Constance asks her to retrieve a list of one hundred names-- a list that had something to do with the story she had in mind. Before Kitty can get back with the list, Constance passes away. As a part of her tribute issue, Kitty needs to find out what connects these people; the very nature of the story Constance wanted to write. There isn't much time to piece it all together... it's ONE HUNDRED different people, and lives, she'll have to delve into... and her job might just depend on it.

I can definitely picture this book being made into a movie. It would be one of those romcoms with a slightly quirkier twist, and dialogues that are meaningful and sometimes even funny. The plot might seem a bit contrived: the way most plots involving a large cast are. It features six very different, very dreamy, "ordinary" but interesting people... people who, like in most books that have several subplots, gradually find their stories intermingling when they are thrown in a common setting.

Reading One Hundred Names, however, felt far from contrived. I've always admired the earnestness in Cecelia Ahern's writing. I'm glad she doesn't stick to the same formula. Instead, she always tells us different kinds of stories that take on different perspectives; retaining the freshness in her narration. In this book, it's the earnestness of the main players that gets to you. It's easy to picture them living their lives, one day at a time. 

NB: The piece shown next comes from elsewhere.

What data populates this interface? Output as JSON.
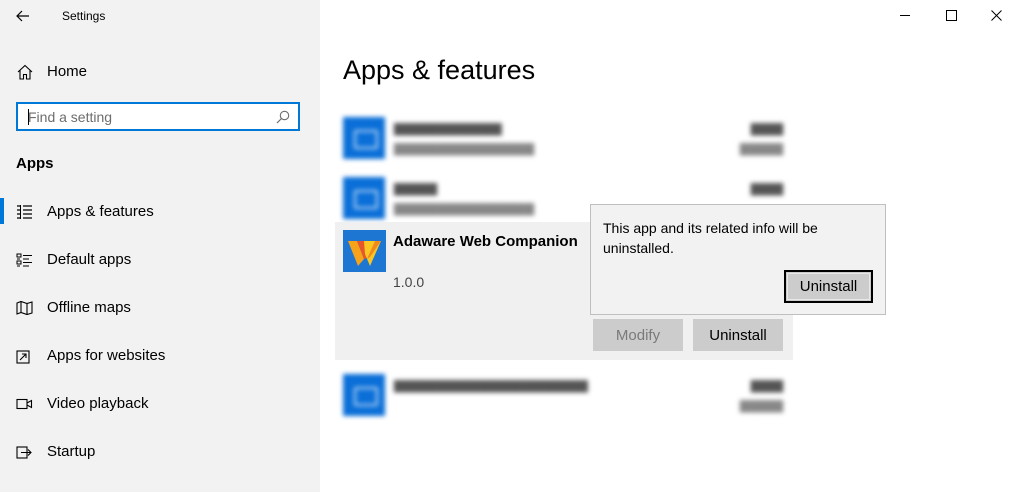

Kitty attempts to uncover what Constance could've possibly wanted to write about them- practically drilling various angles into their lives... and as the arc finally dawns on her- it humbles her, and the reader. It's not something you couldn't have guessed several chapters before. In fact, I think it was pretty clear from the beginning. Still, it's beautiful because it's something all of us take for granted but is very very true.

One Hundred Names, through wonderful characterization, several humorous and WTF moments, is one heck of a journey! Before you know it, you are a part of their lives: laughing, groaning, whooping and cheering them on! Their energy is your energy. It reminds you of the value of a genuine and positive story; how wasteful it is that we are constantly on the lookout for superficiality, drama, a "dark" past and conflict instead. It encourages you to look beyond the surface, at what is already around and within you. 

Rating: ★★★★★